- About this task
Pictures must be kept out of the copy. Every entry is to be duplicated exactly.

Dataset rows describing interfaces
--------------------------------------------------

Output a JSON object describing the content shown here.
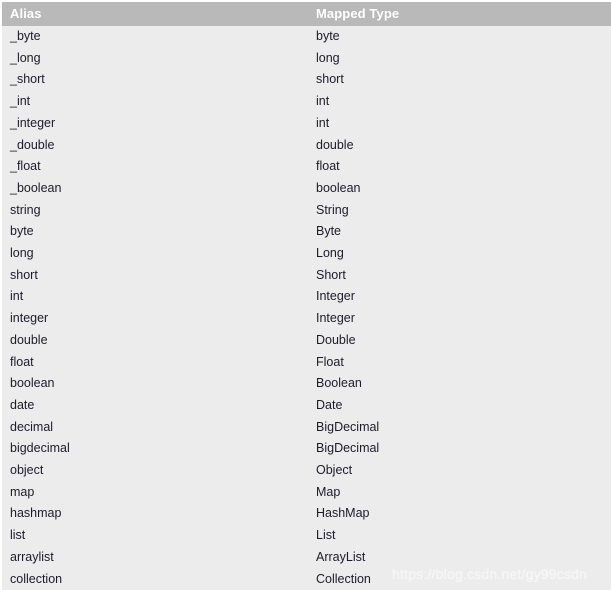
{
  "table": {
    "name": "alias-to-mapped-type-table",
    "columns": [
      {
        "key": "alias",
        "label": "Alias"
      },
      {
        "key": "mapped",
        "label": "Mapped Type"
      }
    ],
    "rows": [
      {
        "alias": "_byte",
        "mapped": "byte"
      },
      {
        "alias": "_long",
        "mapped": "long"
      },
      {
        "alias": "_short",
        "mapped": "short"
      },
      {
        "alias": "_int",
        "mapped": "int"
      },
      {
        "alias": "_integer",
        "mapped": "int"
      },
      {
        "alias": "_double",
        "mapped": "double"
      },
      {
        "alias": "_float",
        "mapped": "float"
      },
      {
        "alias": "_boolean",
        "mapped": "boolean"
      },
      {
        "alias": "string",
        "mapped": "String"
      },
      {
        "alias": "byte",
        "mapped": "Byte"
      },
      {
        "alias": "long",
        "mapped": "Long"
      },
      {
        "alias": "short",
        "mapped": "Short"
      },
      {
        "alias": "int",
        "mapped": "Integer"
      },
      {
        "alias": "integer",
        "mapped": "Integer"
      },
      {
        "alias": "double",
        "mapped": "Double"
      },
      {
        "alias": "float",
        "mapped": "Float"
      },
      {
        "alias": "boolean",
        "mapped": "Boolean"
      },
      {
        "alias": "date",
        "mapped": "Date"
      },
      {
        "alias": "decimal",
        "mapped": "BigDecimal"
      },
      {
        "alias": "bigdecimal",
        "mapped": "BigDecimal"
      },
      {
        "alias": "object",
        "mapped": "Object"
      },
      {
        "alias": "map",
        "mapped": "Map"
      },
      {
        "alias": "hashmap",
        "mapped": "HashMap"
      },
      {
        "alias": "list",
        "mapped": "List"
      },
      {
        "alias": "arraylist",
        "mapped": "ArrayList"
      },
      {
        "alias": "collection",
        "mapped": "Collection"
      }
    ]
  },
  "watermark": {
    "text": "https://blog.csdn.net/gy99csdn"
  },
  "colors": {
    "header_background": "#b9b9b9",
    "header_text": "#ffffff",
    "row_background": "#ececec",
    "row_text": "#1b1b2b",
    "page_background": "#ffffff",
    "watermark_text": "#f6f6f6"
  }
}
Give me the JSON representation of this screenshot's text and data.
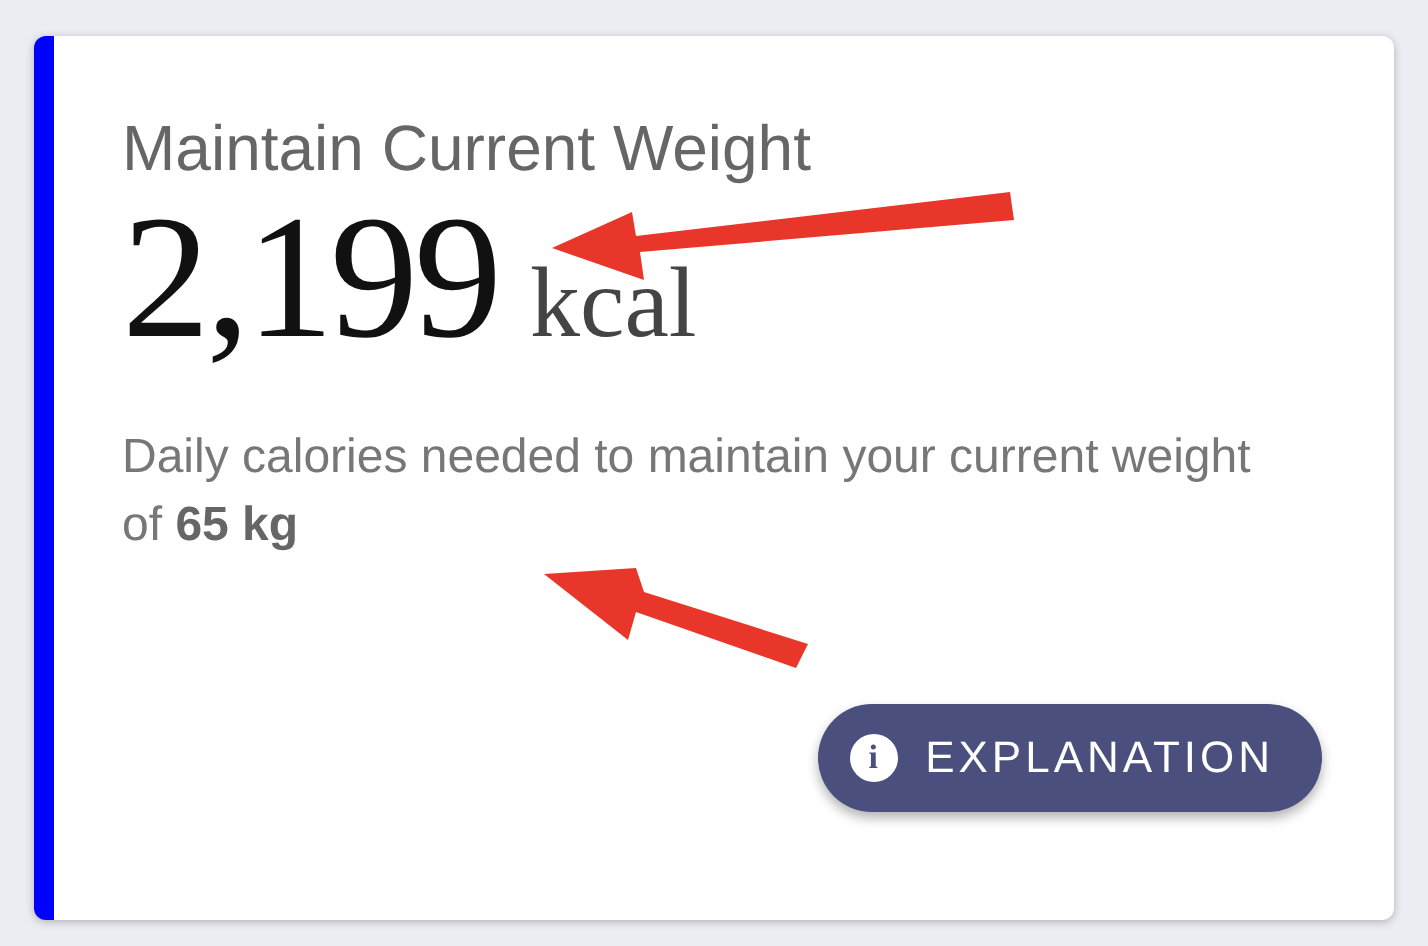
{
  "card": {
    "title": "Maintain Current Weight",
    "value": "2,199",
    "unit": "kcal",
    "description": "Daily calories needed to maintain your current weight of **65 kg**",
    "button": {
      "icon": "i",
      "label": "EXPLANATION"
    }
  }
}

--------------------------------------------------

- Result of this exercise
Output a JSON object describing the content shown here.
{
  "table": {
    "name": "alias-to-mapped-type-table",
    "columns": [
      {
        "key": "alias",
        "label": "Alias"
      },
      {
        "key": "mapped",
        "label": "Mapped Type"
      }
    ],
    "rows": [
      {
        "alias": "_byte",
        "mapped": "byte"
      },
      {
        "alias": "_long",
        "mapped": "long"
      },
      {
        "alias": "_short",
        "mapped": "short"
      },
      {
        "alias": "_int",
        "mapped": "int"
      },
      {
        "alias": "_integer",
        "mapped": "int"
      },
      {
        "alias": "_double",
        "mapped": "double"
      },
      {
        "alias": "_float",
        "mapped": "float"
      },
      {
        "alias": "_boolean",
        "mapped": "boolean"
      },
      {
        "alias": "string",
        "mapped": "String"
      },
      {
        "alias": "byte",
        "mapped": "Byte"
      },
      {
        "alias": "long",
        "mapped": "Long"
      },
      {
        "alias": "short",
        "mapped": "Short"
      },
      {
        "alias": "int",
        "mapped": "Integer"
      },
      {
        "alias": "integer",
        "mapped": "Integer"
      },
      {
        "alias": "double",
        "mapped": "Double"
      },
      {
        "alias": "float",
        "mapped": "Float"
      },
      {
        "alias": "boolean",
        "mapped": "Boolean"
      },
      {
        "alias": "date",
        "mapped": "Date"
      },
      {
        "alias": "decimal",
        "mapped": "BigDecimal"
      },
      {
        "alias": "bigdecimal",
        "mapped": "BigDecimal"
      },
      {
        "alias": "object",
        "mapped": "Object"
      },
      {
        "alias": "map",
        "mapped": "Map"
      },
      {
        "alias": "hashmap",
        "mapped": "HashMap"
      },
      {
        "alias": "list",
        "mapped": "List"
      },
      {
        "alias": "arraylist",
        "mapped": "ArrayList"
      },
      {
        "alias": "collection",
        "mapped": "Collection"
      }
    ]
  },
  "watermark": {
    "text": "https://blog.csdn.net/gy99csdn"
  },
  "colors": {
    "header_background": "#b9b9b9",
    "header_text": "#ffffff",
    "row_background": "#ececec",
    "row_text": "#1b1b2b",
    "page_background": "#ffffff",
    "watermark_text": "#f6f6f6"
  }
}
Give me the JSON representation of this screenshot's text and data.
{
  "card": {
    "title": "Maintain Current Weight",
    "value": "2,199",
    "unit": "kcal",
    "description": "Daily calories needed to maintain your current weight of **65 kg**",
    "button": {
      "icon": "i",
      "label": "EXPLANATION"
    }
  }
}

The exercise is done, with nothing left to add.